Last month GWLAP hosted a tour of revegetation sites established using direct seeding.
The day promised a ‘warts and all’ look at direct seeding, how it has been used in the past and plenty of discussion around its current and future application.
The tour was well attended and included project officers from different organisations. The group looked at sites between Kanmantoo and Langhorne Creek that had been machine and/or hand direct seeded. A 10 year old hand seeded site showed excellent understorey regeneration and good structural components establishing, such as fallen timber. One direct seeded site has recently been accepted for heritage agreement listing, believed to be the first of its kind in the state!
Kelvin Candy, a broad acre cereal farmer at Langhorne Creek showed the group some revegetated sites on his property. Kelvin has revegetated large areas of his land, much of it via direct seeding undertaken by himself, with some help from GWLAP. Kelvin openly discussed his experiences. He took the group through a revegetation site direct seeded by Greening Australia ten years ago. Kelvin described issues he had at the time with erosion related to the direct seeding undertaken using a v-blade machine.
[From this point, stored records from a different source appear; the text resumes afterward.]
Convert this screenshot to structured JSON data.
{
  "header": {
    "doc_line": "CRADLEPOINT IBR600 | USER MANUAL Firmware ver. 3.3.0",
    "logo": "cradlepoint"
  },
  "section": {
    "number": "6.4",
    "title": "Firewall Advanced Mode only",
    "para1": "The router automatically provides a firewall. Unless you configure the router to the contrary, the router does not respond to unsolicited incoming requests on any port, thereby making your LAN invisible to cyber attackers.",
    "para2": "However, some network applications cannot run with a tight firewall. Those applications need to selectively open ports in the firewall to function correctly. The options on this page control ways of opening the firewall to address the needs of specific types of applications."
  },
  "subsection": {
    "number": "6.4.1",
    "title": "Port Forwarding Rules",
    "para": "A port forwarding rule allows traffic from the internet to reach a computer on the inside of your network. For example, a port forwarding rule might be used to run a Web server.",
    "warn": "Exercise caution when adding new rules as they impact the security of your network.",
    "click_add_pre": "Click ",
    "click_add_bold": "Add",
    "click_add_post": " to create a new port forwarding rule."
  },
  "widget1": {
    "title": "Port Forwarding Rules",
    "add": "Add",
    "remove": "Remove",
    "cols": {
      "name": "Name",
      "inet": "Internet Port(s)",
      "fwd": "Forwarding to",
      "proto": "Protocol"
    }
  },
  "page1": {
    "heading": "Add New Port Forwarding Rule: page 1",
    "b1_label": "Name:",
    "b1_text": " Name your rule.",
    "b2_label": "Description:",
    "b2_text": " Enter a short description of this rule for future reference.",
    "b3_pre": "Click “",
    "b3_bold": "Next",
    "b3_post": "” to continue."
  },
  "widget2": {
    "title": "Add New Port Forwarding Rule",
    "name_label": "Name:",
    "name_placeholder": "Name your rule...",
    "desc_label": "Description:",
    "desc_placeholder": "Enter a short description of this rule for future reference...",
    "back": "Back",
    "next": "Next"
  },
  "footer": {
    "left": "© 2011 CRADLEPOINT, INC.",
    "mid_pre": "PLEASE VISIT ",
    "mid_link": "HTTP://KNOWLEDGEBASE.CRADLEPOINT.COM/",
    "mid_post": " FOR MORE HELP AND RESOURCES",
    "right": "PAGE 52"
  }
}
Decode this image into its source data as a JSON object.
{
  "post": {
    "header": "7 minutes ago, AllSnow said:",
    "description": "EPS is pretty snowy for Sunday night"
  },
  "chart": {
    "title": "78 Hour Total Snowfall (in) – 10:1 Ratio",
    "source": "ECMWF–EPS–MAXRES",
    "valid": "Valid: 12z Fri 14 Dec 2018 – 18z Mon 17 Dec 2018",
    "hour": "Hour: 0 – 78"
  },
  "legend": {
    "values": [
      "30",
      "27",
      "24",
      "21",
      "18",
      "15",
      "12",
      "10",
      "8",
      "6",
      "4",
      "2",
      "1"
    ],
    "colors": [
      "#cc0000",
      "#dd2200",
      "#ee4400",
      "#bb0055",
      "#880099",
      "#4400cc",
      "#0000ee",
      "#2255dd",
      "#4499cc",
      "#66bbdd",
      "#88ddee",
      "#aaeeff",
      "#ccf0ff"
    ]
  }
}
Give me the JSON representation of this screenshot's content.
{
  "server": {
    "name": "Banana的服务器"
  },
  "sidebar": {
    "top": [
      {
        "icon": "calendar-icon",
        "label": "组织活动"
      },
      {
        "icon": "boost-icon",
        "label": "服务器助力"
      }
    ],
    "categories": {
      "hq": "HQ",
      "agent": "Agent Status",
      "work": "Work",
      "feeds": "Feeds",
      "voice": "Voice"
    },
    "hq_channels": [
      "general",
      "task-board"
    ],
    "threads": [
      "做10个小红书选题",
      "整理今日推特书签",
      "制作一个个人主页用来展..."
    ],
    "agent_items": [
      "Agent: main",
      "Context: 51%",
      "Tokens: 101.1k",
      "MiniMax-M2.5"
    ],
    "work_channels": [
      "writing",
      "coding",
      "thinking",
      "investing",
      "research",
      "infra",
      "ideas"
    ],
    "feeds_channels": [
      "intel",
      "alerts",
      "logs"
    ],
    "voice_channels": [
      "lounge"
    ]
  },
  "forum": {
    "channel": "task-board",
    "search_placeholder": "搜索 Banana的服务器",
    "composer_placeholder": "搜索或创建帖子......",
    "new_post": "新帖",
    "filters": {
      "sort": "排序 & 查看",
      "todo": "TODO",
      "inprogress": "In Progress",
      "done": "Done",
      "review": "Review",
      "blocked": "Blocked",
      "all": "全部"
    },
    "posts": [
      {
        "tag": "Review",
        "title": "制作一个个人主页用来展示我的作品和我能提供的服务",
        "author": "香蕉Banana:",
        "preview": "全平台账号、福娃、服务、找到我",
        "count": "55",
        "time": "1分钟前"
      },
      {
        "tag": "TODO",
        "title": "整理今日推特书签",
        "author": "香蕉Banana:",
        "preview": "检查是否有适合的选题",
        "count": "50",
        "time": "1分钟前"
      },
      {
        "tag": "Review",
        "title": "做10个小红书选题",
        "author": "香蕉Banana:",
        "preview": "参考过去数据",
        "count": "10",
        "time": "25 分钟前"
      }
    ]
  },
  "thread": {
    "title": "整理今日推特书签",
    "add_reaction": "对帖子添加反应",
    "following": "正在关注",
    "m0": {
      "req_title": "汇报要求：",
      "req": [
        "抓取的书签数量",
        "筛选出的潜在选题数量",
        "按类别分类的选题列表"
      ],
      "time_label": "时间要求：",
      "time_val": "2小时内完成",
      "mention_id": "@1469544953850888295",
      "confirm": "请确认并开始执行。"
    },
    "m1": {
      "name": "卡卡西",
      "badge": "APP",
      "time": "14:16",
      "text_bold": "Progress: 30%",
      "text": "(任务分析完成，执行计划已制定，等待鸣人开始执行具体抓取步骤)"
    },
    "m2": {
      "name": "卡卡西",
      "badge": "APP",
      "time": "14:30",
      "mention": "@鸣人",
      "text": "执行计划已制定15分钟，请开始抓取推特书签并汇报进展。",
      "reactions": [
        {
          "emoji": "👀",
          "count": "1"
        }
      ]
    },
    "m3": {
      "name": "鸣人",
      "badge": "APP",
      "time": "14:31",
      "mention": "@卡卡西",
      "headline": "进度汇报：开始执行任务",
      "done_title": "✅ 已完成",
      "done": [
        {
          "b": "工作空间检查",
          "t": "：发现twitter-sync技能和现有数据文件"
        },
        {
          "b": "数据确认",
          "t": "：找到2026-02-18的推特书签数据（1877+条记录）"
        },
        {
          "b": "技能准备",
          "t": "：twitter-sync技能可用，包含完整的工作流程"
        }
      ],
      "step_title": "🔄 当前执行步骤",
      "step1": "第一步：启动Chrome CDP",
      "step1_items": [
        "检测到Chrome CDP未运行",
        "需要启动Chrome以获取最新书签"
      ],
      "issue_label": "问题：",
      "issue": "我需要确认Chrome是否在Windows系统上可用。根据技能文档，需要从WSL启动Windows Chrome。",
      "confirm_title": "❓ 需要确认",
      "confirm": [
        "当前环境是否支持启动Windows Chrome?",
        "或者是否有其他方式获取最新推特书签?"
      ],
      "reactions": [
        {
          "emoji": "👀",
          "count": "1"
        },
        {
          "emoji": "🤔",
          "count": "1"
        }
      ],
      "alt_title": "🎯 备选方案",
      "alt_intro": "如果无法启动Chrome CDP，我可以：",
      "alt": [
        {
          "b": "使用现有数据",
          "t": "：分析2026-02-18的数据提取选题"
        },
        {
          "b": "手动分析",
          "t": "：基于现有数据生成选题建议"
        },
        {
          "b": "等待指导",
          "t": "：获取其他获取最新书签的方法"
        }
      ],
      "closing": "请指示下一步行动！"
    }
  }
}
The erosion is no longer evident and the site now has good cover and structure.
Kelvin also discussed problems he has with veldt grass within the revegetation. The weed appears to be inhibiting understorey regeneration and requires some management.
From the top of a hill at Kanmantoo the benefits of direct seeding were viewed on a broader scale. Landscape scale linkages between properties, established through years of the direct seeding to link areas of endangered peppermint box woodland, could be seen.
The group visited a site displaying a less than ideal outcome from a direct seeding project. The site contained a limited number of species, mostly short-lived pioneers such as wattles and hop bushes and not structurally appropriate for adjacent peppermint box woodland and lacking over-storey presence.
There was plenty of discussion around how direct seedling can be improved and manipulated for better ecological outcomes.
• There is an opportunity for direct seeding to be reinvigorated as an easy and cheap revegetation option, enabling farmers to undertake a low cost method of revegetation themselves. Current expensive revegetation projects ($5 per plant) are not sustainable in the long term, particularly when very large areas of new habitat are required for wildlife.
• Direct Seeding is not for every site, however it is a cheap way of getting key structural components of revegetation established – with money better spent on establishing the trickier components of revegetation via seedlings and the often small quantities of seed available for thing like Dianella, Eutaxia and Correa.
This project is supported by the Goolwa to Wellington Local Action Planning Association through funding from the South Australian Murray-Darling Basin Natural Resource Management Board.